Trust is one of those qualities which is difficult to obtain and easy to lose. When we are younger, we learn to trust almost any adult. We come to trust our parents because they are the ones who provide for all our needs. They shelter us and make sure we have the food and clothing which sustains and protects us. Our parents teach us how to avoid danger and to keep ourselves safe. This transfers to other adults in our lives such as teachers, police officers, and pastors. During these younger years, trust is easier to give.
As time progresses though, the ease of trusting another reduces. The main reason for this is the number of times our trust is broken. Our experiences cause us to realize that everyone is not trustworthy. Once we begin to lose trust in others, we require more and more proof from a person that the person deserves our trust. In addition to it being more difficult for us to trust, when someone has done something which hurts us or places us in a bad situation, we are very quick to lose feelings of trust in that individual and others.

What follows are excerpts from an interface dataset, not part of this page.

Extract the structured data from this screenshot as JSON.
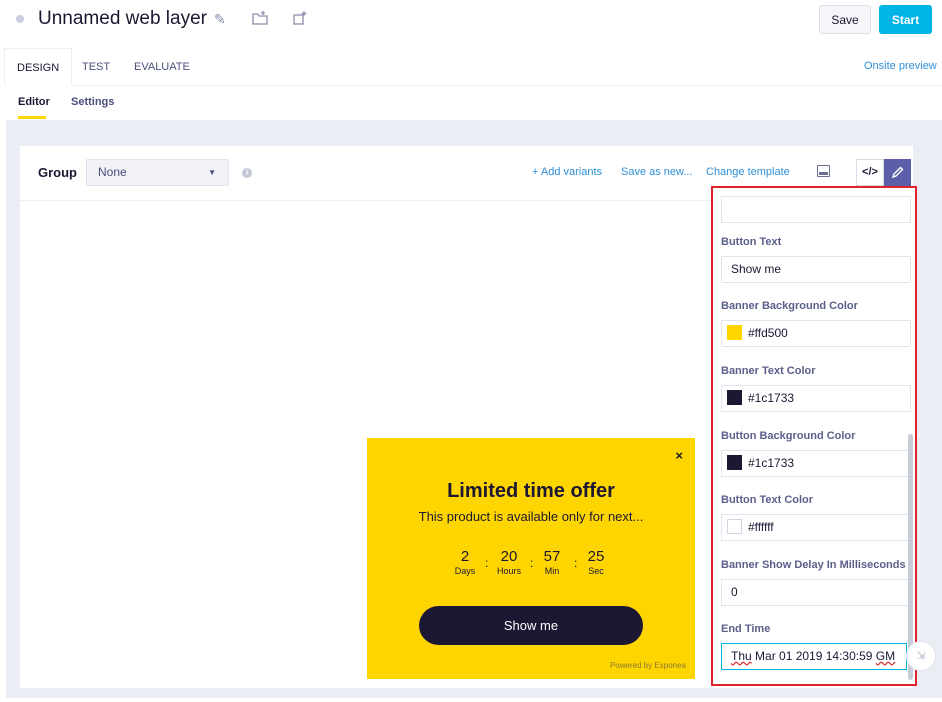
{
  "header": {
    "title": "Unnamed web layer",
    "save_label": "Save",
    "start_label": "Start"
  },
  "main_tabs": [
    {
      "label": "DESIGN"
    },
    {
      "label": "TEST"
    },
    {
      "label": "EVALUATE"
    }
  ],
  "onsite_preview": "Onsite preview",
  "sub_tabs": [
    {
      "label": "Editor"
    },
    {
      "label": "Settings"
    }
  ],
  "toolbar": {
    "group_label": "Group",
    "group_value": "None",
    "add_variants": "+ Add variants",
    "save_as_new": "Save as new...",
    "change_template": "Change template",
    "code_label": "</>"
  },
  "banner": {
    "title": "Limited time offer",
    "text": "This product is available only for next...",
    "countdown": [
      {
        "value": "2",
        "label": "Days"
      },
      {
        "value": "20",
        "label": "Hours"
      },
      {
        "value": "57",
        "label": "Min"
      },
      {
        "value": "25",
        "label": "Sec"
      }
    ],
    "separator": ":",
    "button_label": "Show me",
    "footer": "Powered by Exponea",
    "close": "×",
    "background_color": "#ffd500",
    "text_color": "#1c1733"
  },
  "settings": {
    "fields": [
      {
        "label": "Button Text",
        "value": "Show me"
      },
      {
        "label": "Banner Background Color",
        "value": "#ffd500",
        "swatch": "#ffd500"
      },
      {
        "label": "Banner Text Color",
        "value": "#1c1733",
        "swatch": "#1c1733"
      },
      {
        "label": "Button Background Color",
        "value": "#1c1733",
        "swatch": "#1c1733"
      },
      {
        "label": "Button Text Color",
        "value": "#ffffff",
        "swatch": "#ffffff"
      },
      {
        "label": "Banner Show Delay In Milliseconds",
        "value": "0"
      },
      {
        "label": "End Time",
        "value_part1": "Thu",
        "value_part2": " Mar 01 2019 14:30:59 ",
        "value_part3": "GM"
      }
    ]
  },
  "colors": {
    "accent": "#00b4e6",
    "highlight_border": "#e0232b",
    "link": "#2f8fd8"
  }
}
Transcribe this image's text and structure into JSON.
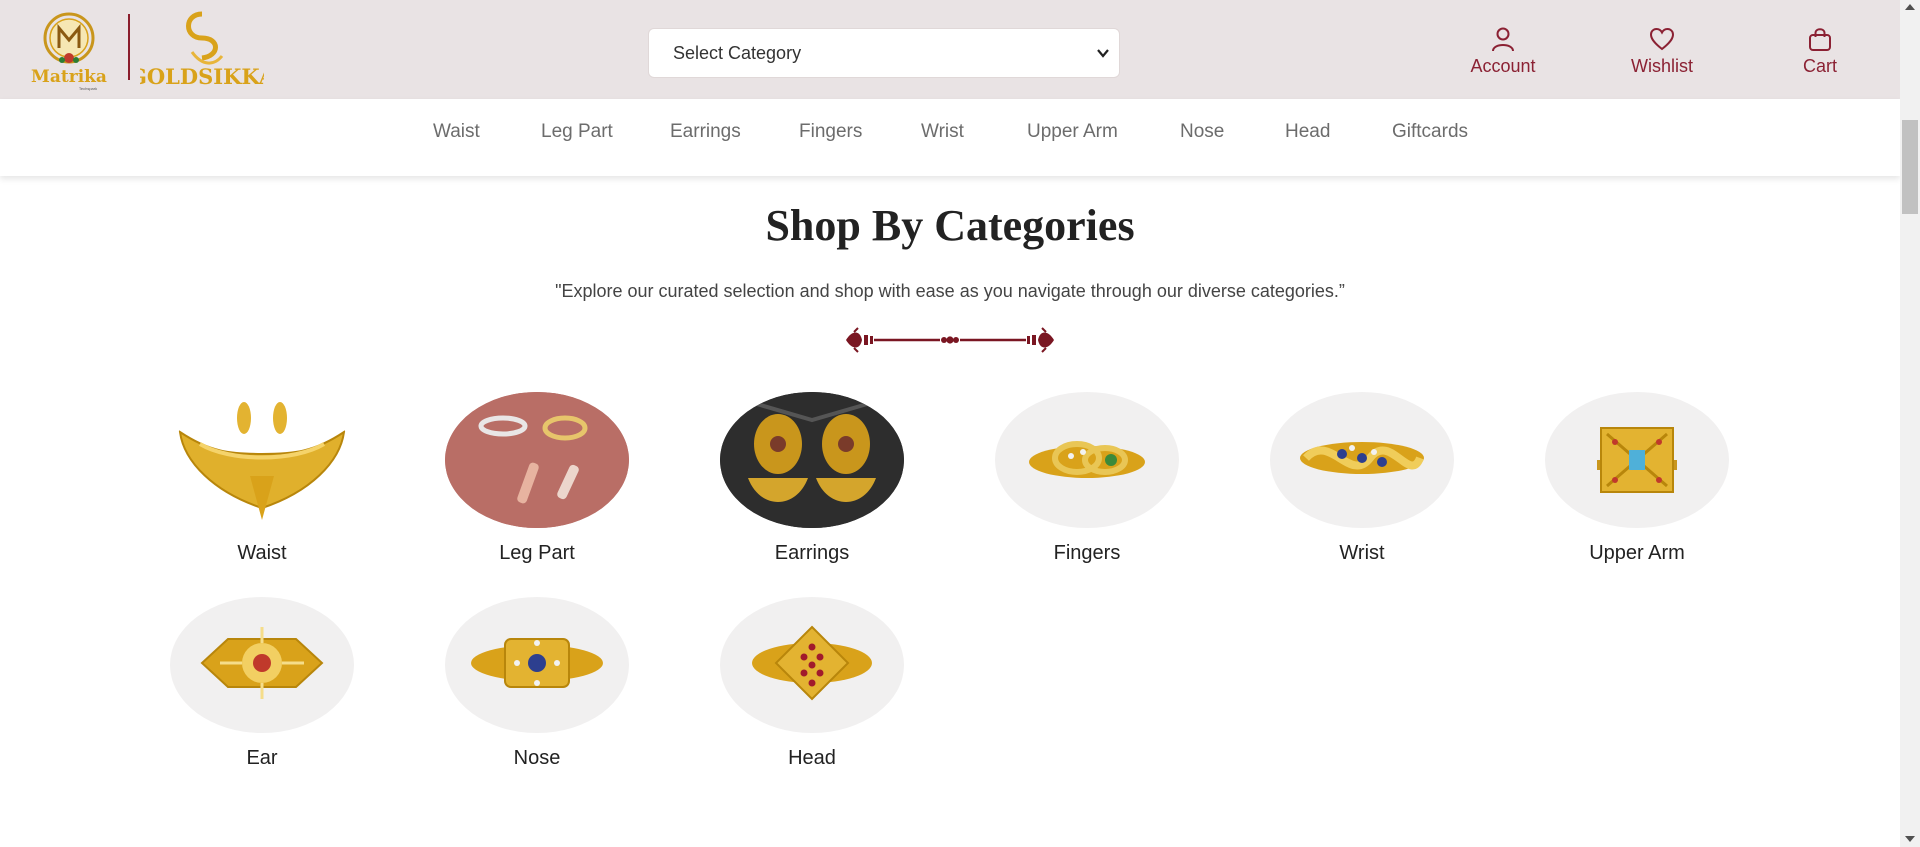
{
  "header": {
    "logo_left": {
      "brand_text": "Matrika",
      "tagline": "Techspark",
      "monogram": "M"
    },
    "logo_right": {
      "brand_text": "GOLDSIKKA",
      "monogram": "G"
    },
    "category_select": {
      "selected": "Select Category",
      "icon": "chevron-down-icon"
    },
    "actions": [
      {
        "label": "Account",
        "icon": "user-icon"
      },
      {
        "label": "Wishlist",
        "icon": "heart-icon"
      },
      {
        "label": "Cart",
        "icon": "bag-icon"
      }
    ],
    "colors": {
      "background": "#e9e3e4",
      "accent": "#8b2133",
      "gold": "#d9a21a"
    }
  },
  "nav": {
    "items": [
      "Waist",
      "Leg Part",
      "Earrings",
      "Fingers",
      "Wrist",
      "Upper Arm",
      "Nose",
      "Head",
      "Giftcards"
    ]
  },
  "section": {
    "title": "Shop By Categories",
    "subtitle": "\"Explore our curated selection and shop with ease as you navigate through our diverse categories.”",
    "ornament_icon": "ornament-divider-icon"
  },
  "categories": [
    {
      "label": "Waist",
      "image": "gold-necklace-set"
    },
    {
      "label": "Leg Part",
      "image": "toe-rings-on-pink"
    },
    {
      "label": "Earrings",
      "image": "temple-jhumka-earrings"
    },
    {
      "label": "Fingers",
      "image": "gold-ring-with-stones"
    },
    {
      "label": "Wrist",
      "image": "gold-twist-ring-sapphire"
    },
    {
      "label": "Upper Arm",
      "image": "gold-square-ring-blue-stone"
    },
    {
      "label": "Ear",
      "image": "gold-ring-red-stone"
    },
    {
      "label": "Nose",
      "image": "gold-ring-blue-stone"
    },
    {
      "label": "Head",
      "image": "gold-ring-ruby-cluster"
    }
  ]
}
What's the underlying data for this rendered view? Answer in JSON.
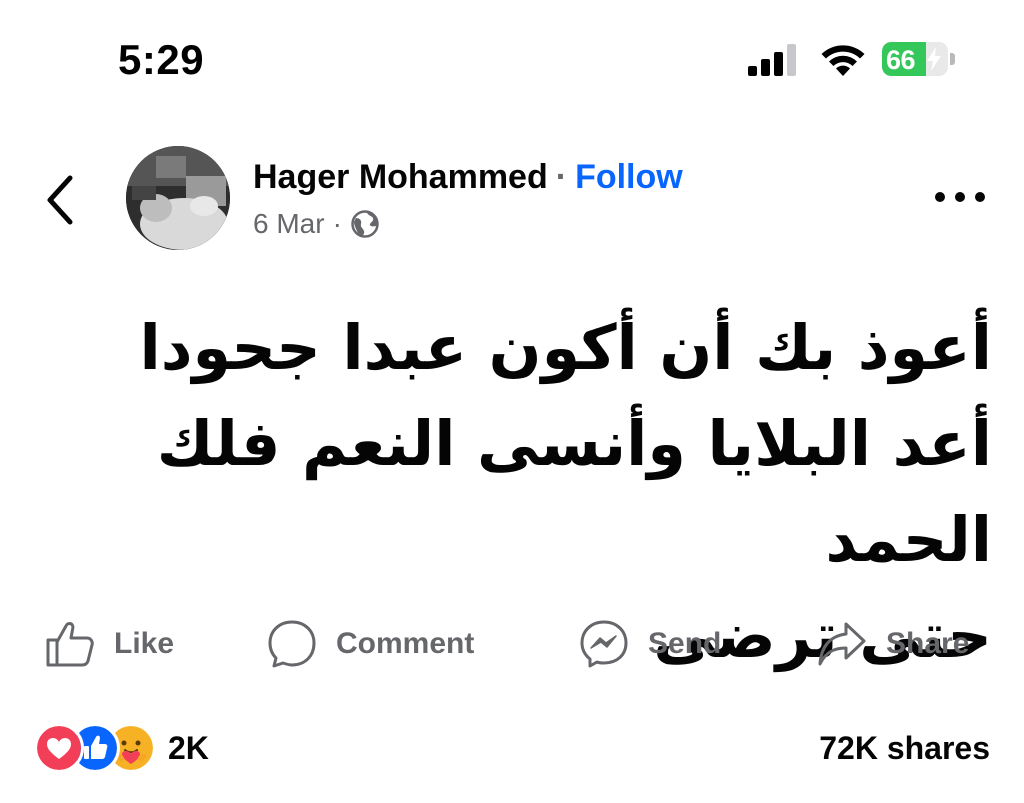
{
  "status_bar": {
    "time": "5:29",
    "battery_level": "66",
    "battery_fraction": 0.66,
    "battery_color": "#34c759",
    "icons": [
      "signal-icon",
      "wifi-icon",
      "battery-charging-icon"
    ]
  },
  "post": {
    "author": "Hager Mohammed",
    "separator": "·",
    "follow_label": "Follow",
    "date": "6 Mar",
    "meta_separator": "·",
    "audience_icon": "globe-icon",
    "text_lines": [
      "أعوذ بك أن أكون عبدا جحودا",
      "أعد البلايا وأنسى النعم فلك الحمد",
      "حتى ترضى"
    ]
  },
  "actions": {
    "like_label": "Like",
    "comment_label": "Comment",
    "send_label": "Send",
    "share_label": "Share"
  },
  "stats": {
    "reactions": [
      "love-icon",
      "like-icon",
      "care-icon"
    ],
    "reaction_count": "2K",
    "shares": "72K shares"
  },
  "colors": {
    "follow": "#0866ff",
    "secondary_text": "#65676b",
    "love": "#f33e58",
    "like": "#0866ff",
    "care": "#f7b125"
  }
}
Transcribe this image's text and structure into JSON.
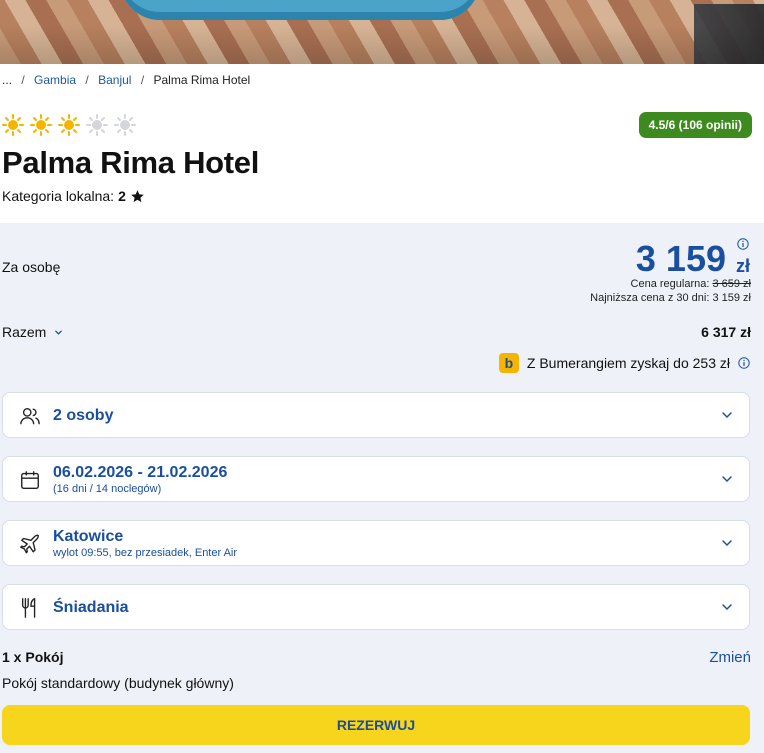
{
  "breadcrumb": {
    "ellipsis": "...",
    "items": [
      "Gambia",
      "Banjul"
    ],
    "current": "Palma Rima Hotel"
  },
  "hotel": {
    "suns_total": 5,
    "suns_filled": 3,
    "rating": "4.5/6 (106 opinii)",
    "name": "Palma Rima Hotel",
    "category_label": "Kategoria lokalna:",
    "category_value": "2"
  },
  "pricing": {
    "per_person_label": "Za osobę",
    "price": "3 159",
    "currency": "zł",
    "regular_label": "Cena regularna:",
    "regular_price": "3 659 zł",
    "lowest_label": "Najniższa cena z 30 dni:",
    "lowest_price": "3 159 zł",
    "total_label": "Razem",
    "total_value": "6 317 zł",
    "bumerang_text": "Z Bumerangiem zyskaj do 253 zł",
    "bumerang_logo": "b"
  },
  "options": {
    "persons": {
      "label": "2 osoby",
      "icon": "users-icon"
    },
    "dates": {
      "label": "06.02.2026 - 21.02.2026",
      "sub": "(16 dni / 14 noclegów)",
      "icon": "calendar-icon"
    },
    "flight": {
      "label": "Katowice",
      "sub": "wylot 09:55, bez przesiadek, Enter Air",
      "icon": "plane-icon"
    },
    "board": {
      "label": "Śniadania",
      "icon": "cutlery-icon"
    }
  },
  "room": {
    "title": "1 x Pokój",
    "change_label": "Zmień",
    "description": "Pokój standardowy (budynek główny)"
  },
  "actions": {
    "reserve_label": "REZERWUJ"
  },
  "colors": {
    "accent": "#1a4fa0",
    "rating_bg": "#3d8b1f",
    "reserve_bg": "#f7d51c",
    "sun": "#f5b400",
    "panel_bg": "#eef2f8"
  }
}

In Scripture we see phrases such as “trust in the Lord” (Psalm 4:5, Psalm 37:3, Psalm 115:11, Proverbs 3:5, Isaiah 26:4). A large number of us approach those words with some level of skepticism. After all, if trusting in individuals who are visibly present in our lives is difficult, how can we ever trust in a spirit who we cannot see or touch? We are called to place our lives in the control of someone whose voice we have not heard audibly. When life becomes difficult, we are told to rely upon this God whose face we have never seen. As we make plans for our future, guidance from God is supposed to lead us.
There have been numerous people who have talked with me about the difficulty of trusting in God. I remind them that trust is tricky. Our experiences have led us to be very limited when it comes to trust. As I mentioned before, the pain from broken trust causes us to be very hesitant to extend trust. We decide that if we are going to make it through life, we can only trust in ourselves. All this brings us to the natural place of struggling with the concept of trusting God.
Yet, the other bit of advice which I share with these people is that from my experience, and the recorded experiences found in the Bible, God is not like our fellow humans when it comes to trust. God has never broken God’s promises to humanity. God has never committed to do something but been unable to do it. God has never led anyone down a destructive path. God has never caused pain in someone’s life. God has never broken trust with anyone. The evidence of experiences which causes us to distrust humans is not present in our relationship with God.
Let me be clear, this does not make trusting God any easier. Often I have to be reminded by others that I can place my trust in God. Truly the only way in which I can even begin to trust God is by having faith. I have to first believe in what I cannot see. This belief becomes the bridge which allows me to trust God. When life does not go the direction which I would like, I easily struggle with trusting God, especially if I had communicated with God why I wanted something to happen in a specific way. But I am reminded that trusting God means accepting that God may know a better path for me to walk then the one I had chosen.
Trust is tricky. Trusting humans is even trickier. Having trust in God requires faith. Yet, God has never let me down, so I will trust in the Lord.